> _Try it_: Reproduce the entries exactly.

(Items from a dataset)
★ ★ ★

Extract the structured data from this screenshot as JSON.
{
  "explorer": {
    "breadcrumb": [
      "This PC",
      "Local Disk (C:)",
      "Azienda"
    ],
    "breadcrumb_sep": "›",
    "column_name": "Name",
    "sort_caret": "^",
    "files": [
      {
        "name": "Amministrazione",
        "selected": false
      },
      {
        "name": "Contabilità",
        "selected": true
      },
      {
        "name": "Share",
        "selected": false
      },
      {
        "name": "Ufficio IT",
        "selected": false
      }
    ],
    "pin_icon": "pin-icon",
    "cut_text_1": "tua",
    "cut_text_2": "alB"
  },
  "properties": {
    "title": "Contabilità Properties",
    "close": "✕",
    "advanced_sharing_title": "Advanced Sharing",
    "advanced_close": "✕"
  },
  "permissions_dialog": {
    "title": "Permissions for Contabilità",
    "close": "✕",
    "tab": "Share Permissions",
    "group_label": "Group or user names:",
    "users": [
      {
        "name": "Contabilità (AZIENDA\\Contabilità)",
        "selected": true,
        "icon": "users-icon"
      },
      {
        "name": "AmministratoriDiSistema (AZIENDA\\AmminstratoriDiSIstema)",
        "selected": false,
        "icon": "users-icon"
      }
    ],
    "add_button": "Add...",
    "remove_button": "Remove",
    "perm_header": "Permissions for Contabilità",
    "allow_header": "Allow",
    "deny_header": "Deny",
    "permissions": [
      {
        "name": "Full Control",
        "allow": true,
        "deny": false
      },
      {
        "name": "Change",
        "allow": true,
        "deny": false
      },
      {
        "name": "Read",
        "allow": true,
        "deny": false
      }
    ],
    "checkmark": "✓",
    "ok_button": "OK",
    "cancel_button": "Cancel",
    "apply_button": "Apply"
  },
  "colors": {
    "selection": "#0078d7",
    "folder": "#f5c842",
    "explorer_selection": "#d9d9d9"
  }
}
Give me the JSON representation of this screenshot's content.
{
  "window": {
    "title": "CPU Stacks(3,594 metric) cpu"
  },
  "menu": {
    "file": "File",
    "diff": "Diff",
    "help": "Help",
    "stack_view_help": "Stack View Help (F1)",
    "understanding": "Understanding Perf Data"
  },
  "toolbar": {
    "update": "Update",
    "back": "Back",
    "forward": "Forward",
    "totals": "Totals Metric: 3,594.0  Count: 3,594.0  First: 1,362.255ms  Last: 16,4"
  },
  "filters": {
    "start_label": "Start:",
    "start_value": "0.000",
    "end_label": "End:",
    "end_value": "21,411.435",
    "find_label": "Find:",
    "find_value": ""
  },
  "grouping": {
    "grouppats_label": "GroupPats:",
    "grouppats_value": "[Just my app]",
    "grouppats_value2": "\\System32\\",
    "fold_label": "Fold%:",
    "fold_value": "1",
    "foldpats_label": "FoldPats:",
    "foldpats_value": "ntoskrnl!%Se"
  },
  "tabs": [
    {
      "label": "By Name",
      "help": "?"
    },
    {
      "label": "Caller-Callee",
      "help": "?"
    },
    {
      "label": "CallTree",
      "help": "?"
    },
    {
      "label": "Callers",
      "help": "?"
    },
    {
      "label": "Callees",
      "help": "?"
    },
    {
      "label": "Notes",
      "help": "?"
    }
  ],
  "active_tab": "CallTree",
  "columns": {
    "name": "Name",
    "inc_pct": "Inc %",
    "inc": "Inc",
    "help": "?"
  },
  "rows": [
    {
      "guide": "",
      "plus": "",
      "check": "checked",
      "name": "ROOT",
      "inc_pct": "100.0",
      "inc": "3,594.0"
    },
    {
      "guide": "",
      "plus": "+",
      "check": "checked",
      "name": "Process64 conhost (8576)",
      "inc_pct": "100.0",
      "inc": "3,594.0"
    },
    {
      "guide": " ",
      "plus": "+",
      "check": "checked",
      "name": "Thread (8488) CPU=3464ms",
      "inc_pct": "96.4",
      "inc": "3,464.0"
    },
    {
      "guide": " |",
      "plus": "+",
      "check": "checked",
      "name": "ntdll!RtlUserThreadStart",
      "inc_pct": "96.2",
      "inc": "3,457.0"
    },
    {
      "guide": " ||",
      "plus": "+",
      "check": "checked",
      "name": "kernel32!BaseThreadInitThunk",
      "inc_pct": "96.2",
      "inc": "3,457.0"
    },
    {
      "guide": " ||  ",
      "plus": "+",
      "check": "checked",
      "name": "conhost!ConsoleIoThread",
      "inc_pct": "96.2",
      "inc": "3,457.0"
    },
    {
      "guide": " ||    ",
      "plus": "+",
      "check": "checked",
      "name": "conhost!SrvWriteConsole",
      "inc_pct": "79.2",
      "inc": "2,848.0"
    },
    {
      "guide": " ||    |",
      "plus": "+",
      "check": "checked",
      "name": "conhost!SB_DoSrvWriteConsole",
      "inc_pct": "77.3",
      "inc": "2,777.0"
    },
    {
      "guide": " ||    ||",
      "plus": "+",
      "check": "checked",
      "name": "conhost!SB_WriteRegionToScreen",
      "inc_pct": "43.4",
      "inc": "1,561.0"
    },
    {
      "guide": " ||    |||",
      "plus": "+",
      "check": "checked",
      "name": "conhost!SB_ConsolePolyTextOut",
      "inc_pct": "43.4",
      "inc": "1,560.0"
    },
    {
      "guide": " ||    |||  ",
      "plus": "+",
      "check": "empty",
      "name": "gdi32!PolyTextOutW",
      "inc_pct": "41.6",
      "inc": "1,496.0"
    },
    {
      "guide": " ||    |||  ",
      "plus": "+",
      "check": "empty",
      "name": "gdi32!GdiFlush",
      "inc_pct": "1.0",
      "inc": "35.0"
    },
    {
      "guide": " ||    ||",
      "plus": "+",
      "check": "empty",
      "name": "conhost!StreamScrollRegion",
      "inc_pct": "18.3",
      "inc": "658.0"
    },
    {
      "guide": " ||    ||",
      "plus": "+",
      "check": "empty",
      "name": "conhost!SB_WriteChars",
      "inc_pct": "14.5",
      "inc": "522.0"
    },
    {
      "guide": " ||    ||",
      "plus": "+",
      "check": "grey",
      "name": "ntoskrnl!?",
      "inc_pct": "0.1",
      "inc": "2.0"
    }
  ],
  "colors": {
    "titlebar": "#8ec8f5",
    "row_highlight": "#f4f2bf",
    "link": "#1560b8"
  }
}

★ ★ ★

> _Answer area_:
Extract the structured data from this screenshot as JSON.
{
  "explorer": {
    "breadcrumb": [
      "This PC",
      "Local Disk (C:)",
      "Azienda"
    ],
    "breadcrumb_sep": "›",
    "column_name": "Name",
    "sort_caret": "^",
    "files": [
      {
        "name": "Amministrazione",
        "selected": false
      },
      {
        "name": "Contabilità",
        "selected": true
      },
      {
        "name": "Share",
        "selected": false
      },
      {
        "name": "Ufficio IT",
        "selected": false
      }
    ],
    "pin_icon": "pin-icon",
    "cut_text_1": "tua",
    "cut_text_2": "alB"
  },
  "properties": {
    "title": "Contabilità Properties",
    "close": "✕",
    "advanced_sharing_title": "Advanced Sharing",
    "advanced_close": "✕"
  },
  "permissions_dialog": {
    "title": "Permissions for Contabilità",
    "close": "✕",
    "tab": "Share Permissions",
    "group_label": "Group or user names:",
    "users": [
      {
        "name": "Contabilità (AZIENDA\\Contabilità)",
        "selected": true,
        "icon": "users-icon"
      },
      {
        "name": "AmministratoriDiSistema (AZIENDA\\AmminstratoriDiSIstema)",
        "selected": false,
        "icon": "users-icon"
      }
    ],
    "add_button": "Add...",
    "remove_button": "Remove",
    "perm_header": "Permissions for Contabilità",
    "allow_header": "Allow",
    "deny_header": "Deny",
    "permissions": [
      {
        "name": "Full Control",
        "allow": true,
        "deny": false
      },
      {
        "name": "Change",
        "allow": true,
        "deny": false
      },
      {
        "name": "Read",
        "allow": true,
        "deny": false
      }
    ],
    "checkmark": "✓",
    "ok_button": "OK",
    "cancel_button": "Cancel",
    "apply_button": "Apply"
  },
  "colors": {
    "selection": "#0078d7",
    "folder": "#f5c842",
    "explorer_selection": "#d9d9d9"
  }
}
Give me the JSON representation of this screenshot's content.
{
  "window": {
    "title": "CPU Stacks(3,594 metric) cpu"
  },
  "menu": {
    "file": "File",
    "diff": "Diff",
    "help": "Help",
    "stack_view_help": "Stack View Help (F1)",
    "understanding": "Understanding Perf Data"
  },
  "toolbar": {
    "update": "Update",
    "back": "Back",
    "forward": "Forward",
    "totals": "Totals Metric: 3,594.0  Count: 3,594.0  First: 1,362.255ms  Last: 16,4"
  },
  "filters": {
    "start_label": "Start:",
    "start_value": "0.000",
    "end_label": "End:",
    "end_value": "21,411.435",
    "find_label": "Find:",
    "find_value": ""
  },
  "grouping": {
    "grouppats_label": "GroupPats:",
    "grouppats_value": "[Just my app]",
    "grouppats_value2": "\\System32\\",
    "fold_label": "Fold%:",
    "fold_value": "1",
    "foldpats_label": "FoldPats:",
    "foldpats_value": "ntoskrnl!%Se"
  },
  "tabs": [
    {
      "label": "By Name",
      "help": "?"
    },
    {
      "label": "Caller-Callee",
      "help": "?"
    },
    {
      "label": "CallTree",
      "help": "?"
    },
    {
      "label": "Callers",
      "help": "?"
    },
    {
      "label": "Callees",
      "help": "?"
    },
    {
      "label": "Notes",
      "help": "?"
    }
  ],
  "active_tab": "CallTree",
  "columns": {
    "name": "Name",
    "inc_pct": "Inc %",
    "inc": "Inc",
    "help": "?"
  },
  "rows": [
    {
      "guide": "",
      "plus": "",
      "check": "checked",
      "name": "ROOT",
      "inc_pct": "100.0",
      "inc": "3,594.0"
    },
    {
      "guide": "",
      "plus": "+",
      "check": "checked",
      "name": "Process64 conhost (8576)",
      "inc_pct": "100.0",
      "inc": "3,594.0"
    },
    {
      "guide": " ",
      "plus": "+",
      "check": "checked",
      "name": "Thread (8488) CPU=3464ms",
      "inc_pct": "96.4",
      "inc": "3,464.0"
    },
    {
      "guide": " |",
      "plus": "+",
      "check": "checked",
      "name": "ntdll!RtlUserThreadStart",
      "inc_pct": "96.2",
      "inc": "3,457.0"
    },
    {
      "guide": " ||",
      "plus": "+",
      "check": "checked",
      "name": "kernel32!BaseThreadInitThunk",
      "inc_pct": "96.2",
      "inc": "3,457.0"
    },
    {
      "guide": " ||  ",
      "plus": "+",
      "check": "checked",
      "name": "conhost!ConsoleIoThread",
      "inc_pct": "96.2",
      "inc": "3,457.0"
    },
    {
      "guide": " ||    ",
      "plus": "+",
      "check": "checked",
      "name": "conhost!SrvWriteConsole",
      "inc_pct": "79.2",
      "inc": "2,848.0"
    },
    {
      "guide": " ||    |",
      "plus": "+",
      "check": "checked",
      "name": "conhost!SB_DoSrvWriteConsole",
      "inc_pct": "77.3",
      "inc": "2,777.0"
    },
    {
      "guide": " ||    ||",
      "plus": "+",
      "check": "checked",
      "name": "conhost!SB_WriteRegionToScreen",
      "inc_pct": "43.4",
      "inc": "1,561.0"
    },
    {
      "guide": " ||    |||",
      "plus": "+",
      "check": "checked",
      "name": "conhost!SB_ConsolePolyTextOut",
      "inc_pct": "43.4",
      "inc": "1,560.0"
    },
    {
      "guide": " ||    |||  ",
      "plus": "+",
      "check": "empty",
      "name": "gdi32!PolyTextOutW",
      "inc_pct": "41.6",
      "inc": "1,496.0"
    },
    {
      "guide": " ||    |||  ",
      "plus": "+",
      "check": "empty",
      "name": "gdi32!GdiFlush",
      "inc_pct": "1.0",
      "inc": "35.0"
    },
    {
      "guide": " ||    ||",
      "plus": "+",
      "check": "empty",
      "name": "conhost!StreamScrollRegion",
      "inc_pct": "18.3",
      "inc": "658.0"
    },
    {
      "guide": " ||    ||",
      "plus": "+",
      "check": "empty",
      "name": "conhost!SB_WriteChars",
      "inc_pct": "14.5",
      "inc": "522.0"
    },
    {
      "guide": " ||    ||",
      "plus": "+",
      "check": "grey",
      "name": "ntoskrnl!?",
      "inc_pct": "0.1",
      "inc": "2.0"
    }
  ],
  "colors": {
    "titlebar": "#8ec8f5",
    "row_highlight": "#f4f2bf",
    "link": "#1560b8"
  }
}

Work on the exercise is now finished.